__Problem requirements__
Among the records below, find the lines that contain "integer" and copy each of them.

***

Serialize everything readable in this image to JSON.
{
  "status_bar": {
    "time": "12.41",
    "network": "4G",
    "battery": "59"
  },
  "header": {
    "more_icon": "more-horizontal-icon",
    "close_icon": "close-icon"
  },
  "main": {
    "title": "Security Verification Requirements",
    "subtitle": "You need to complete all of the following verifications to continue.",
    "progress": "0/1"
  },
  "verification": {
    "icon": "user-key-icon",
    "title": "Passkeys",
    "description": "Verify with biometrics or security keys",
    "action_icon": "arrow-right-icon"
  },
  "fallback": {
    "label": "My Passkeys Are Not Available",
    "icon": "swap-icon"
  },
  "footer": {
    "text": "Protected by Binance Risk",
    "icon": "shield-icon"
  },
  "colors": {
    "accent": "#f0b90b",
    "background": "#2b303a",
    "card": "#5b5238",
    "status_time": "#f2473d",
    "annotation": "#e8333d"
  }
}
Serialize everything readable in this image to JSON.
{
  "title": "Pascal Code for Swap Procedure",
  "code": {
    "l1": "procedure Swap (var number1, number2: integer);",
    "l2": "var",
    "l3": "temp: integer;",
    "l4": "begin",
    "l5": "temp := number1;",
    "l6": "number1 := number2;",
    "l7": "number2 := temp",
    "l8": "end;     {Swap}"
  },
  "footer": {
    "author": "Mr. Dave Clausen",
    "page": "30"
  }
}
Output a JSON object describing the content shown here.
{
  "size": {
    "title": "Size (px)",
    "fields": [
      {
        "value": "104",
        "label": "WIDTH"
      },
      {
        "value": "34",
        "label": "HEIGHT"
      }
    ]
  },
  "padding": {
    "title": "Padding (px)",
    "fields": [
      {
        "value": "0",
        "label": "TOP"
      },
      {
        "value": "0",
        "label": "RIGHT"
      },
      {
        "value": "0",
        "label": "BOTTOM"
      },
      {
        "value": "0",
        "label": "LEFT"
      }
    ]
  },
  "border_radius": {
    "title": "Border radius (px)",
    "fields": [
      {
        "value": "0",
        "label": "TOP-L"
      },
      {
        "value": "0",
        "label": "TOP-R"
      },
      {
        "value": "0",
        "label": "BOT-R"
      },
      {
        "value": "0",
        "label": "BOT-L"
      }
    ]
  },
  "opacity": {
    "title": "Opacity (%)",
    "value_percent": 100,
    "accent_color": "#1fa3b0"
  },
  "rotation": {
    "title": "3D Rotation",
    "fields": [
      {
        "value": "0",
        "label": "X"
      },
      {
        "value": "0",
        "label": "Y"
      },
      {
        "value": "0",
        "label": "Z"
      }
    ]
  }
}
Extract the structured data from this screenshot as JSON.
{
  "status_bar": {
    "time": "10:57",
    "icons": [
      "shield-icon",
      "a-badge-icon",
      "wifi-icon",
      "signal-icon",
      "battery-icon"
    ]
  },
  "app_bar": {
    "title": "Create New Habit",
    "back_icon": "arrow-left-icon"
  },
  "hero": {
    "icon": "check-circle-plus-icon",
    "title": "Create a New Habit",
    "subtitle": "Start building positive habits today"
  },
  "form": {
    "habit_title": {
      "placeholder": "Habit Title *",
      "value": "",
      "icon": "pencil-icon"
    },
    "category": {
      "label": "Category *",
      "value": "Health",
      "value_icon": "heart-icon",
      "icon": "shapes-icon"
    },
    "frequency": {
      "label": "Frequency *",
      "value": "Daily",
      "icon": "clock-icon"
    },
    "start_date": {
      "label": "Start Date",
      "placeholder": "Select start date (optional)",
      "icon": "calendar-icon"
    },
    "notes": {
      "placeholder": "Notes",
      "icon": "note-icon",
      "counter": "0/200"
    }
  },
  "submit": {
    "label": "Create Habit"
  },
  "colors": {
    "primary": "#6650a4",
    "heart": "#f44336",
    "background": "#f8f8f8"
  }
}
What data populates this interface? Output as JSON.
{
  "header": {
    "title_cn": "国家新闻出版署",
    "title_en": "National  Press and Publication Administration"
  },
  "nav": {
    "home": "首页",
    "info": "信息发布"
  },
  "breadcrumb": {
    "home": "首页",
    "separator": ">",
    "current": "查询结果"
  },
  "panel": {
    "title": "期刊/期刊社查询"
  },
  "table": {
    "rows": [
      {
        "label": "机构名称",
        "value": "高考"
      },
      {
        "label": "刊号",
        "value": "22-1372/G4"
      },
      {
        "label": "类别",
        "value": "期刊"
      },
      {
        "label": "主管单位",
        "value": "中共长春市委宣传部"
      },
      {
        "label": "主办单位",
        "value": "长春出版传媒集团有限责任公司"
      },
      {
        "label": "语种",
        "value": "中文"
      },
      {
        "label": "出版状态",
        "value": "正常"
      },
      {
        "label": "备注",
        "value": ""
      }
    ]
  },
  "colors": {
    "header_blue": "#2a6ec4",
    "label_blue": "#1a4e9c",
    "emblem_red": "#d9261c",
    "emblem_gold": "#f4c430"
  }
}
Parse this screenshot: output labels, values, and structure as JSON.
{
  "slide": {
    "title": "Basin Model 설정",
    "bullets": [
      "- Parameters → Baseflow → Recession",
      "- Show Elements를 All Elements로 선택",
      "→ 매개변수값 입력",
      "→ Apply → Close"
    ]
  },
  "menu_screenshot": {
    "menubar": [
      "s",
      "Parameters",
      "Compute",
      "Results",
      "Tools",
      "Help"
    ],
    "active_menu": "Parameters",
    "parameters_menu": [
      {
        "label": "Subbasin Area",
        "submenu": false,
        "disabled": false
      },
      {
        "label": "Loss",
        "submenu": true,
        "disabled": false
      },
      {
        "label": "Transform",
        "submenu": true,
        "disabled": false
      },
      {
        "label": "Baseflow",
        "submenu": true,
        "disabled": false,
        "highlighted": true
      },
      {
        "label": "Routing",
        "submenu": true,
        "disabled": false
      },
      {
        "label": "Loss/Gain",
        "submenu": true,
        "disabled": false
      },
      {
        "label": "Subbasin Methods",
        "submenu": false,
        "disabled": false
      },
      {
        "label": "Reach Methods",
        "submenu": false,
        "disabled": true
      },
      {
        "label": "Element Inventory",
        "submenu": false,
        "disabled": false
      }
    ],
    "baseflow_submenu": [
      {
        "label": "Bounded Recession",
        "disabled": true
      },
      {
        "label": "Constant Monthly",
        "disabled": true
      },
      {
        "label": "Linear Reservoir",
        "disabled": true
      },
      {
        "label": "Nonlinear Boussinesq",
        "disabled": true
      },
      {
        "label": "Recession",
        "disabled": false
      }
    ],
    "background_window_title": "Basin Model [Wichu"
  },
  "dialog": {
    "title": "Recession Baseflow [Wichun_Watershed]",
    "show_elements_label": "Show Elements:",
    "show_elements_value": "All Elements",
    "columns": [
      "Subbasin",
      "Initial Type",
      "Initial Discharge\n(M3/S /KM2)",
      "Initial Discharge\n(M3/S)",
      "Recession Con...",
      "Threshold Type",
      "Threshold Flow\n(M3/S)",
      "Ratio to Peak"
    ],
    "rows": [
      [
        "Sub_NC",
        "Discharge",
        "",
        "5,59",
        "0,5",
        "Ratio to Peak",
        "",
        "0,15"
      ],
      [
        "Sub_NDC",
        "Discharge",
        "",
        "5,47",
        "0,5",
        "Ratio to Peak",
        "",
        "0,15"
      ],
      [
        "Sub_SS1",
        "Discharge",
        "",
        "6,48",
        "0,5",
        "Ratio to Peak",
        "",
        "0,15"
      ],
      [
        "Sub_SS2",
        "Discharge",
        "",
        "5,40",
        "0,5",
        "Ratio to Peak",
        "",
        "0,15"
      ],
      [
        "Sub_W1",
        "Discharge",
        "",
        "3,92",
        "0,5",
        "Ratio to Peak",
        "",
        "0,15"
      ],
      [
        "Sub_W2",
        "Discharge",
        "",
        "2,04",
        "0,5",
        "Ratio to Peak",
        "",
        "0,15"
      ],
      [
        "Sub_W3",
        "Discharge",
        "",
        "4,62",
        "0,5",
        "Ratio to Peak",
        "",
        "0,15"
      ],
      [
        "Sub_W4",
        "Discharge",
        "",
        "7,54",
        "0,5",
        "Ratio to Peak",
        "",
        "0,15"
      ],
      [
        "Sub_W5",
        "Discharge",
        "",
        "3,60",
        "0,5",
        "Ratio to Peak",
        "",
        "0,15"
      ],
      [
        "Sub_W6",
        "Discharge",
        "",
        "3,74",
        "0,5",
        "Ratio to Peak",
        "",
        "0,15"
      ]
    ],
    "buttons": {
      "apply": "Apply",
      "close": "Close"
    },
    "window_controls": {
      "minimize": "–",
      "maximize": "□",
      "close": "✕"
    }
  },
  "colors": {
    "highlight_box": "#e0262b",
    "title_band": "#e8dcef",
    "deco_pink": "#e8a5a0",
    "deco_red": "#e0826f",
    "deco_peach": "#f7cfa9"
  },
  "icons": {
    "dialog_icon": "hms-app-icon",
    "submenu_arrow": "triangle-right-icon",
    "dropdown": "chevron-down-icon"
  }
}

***

__Problem solution__
    "l1": "procedure Swap (var number1, number2: integer);",
    "l3": "temp: integer;",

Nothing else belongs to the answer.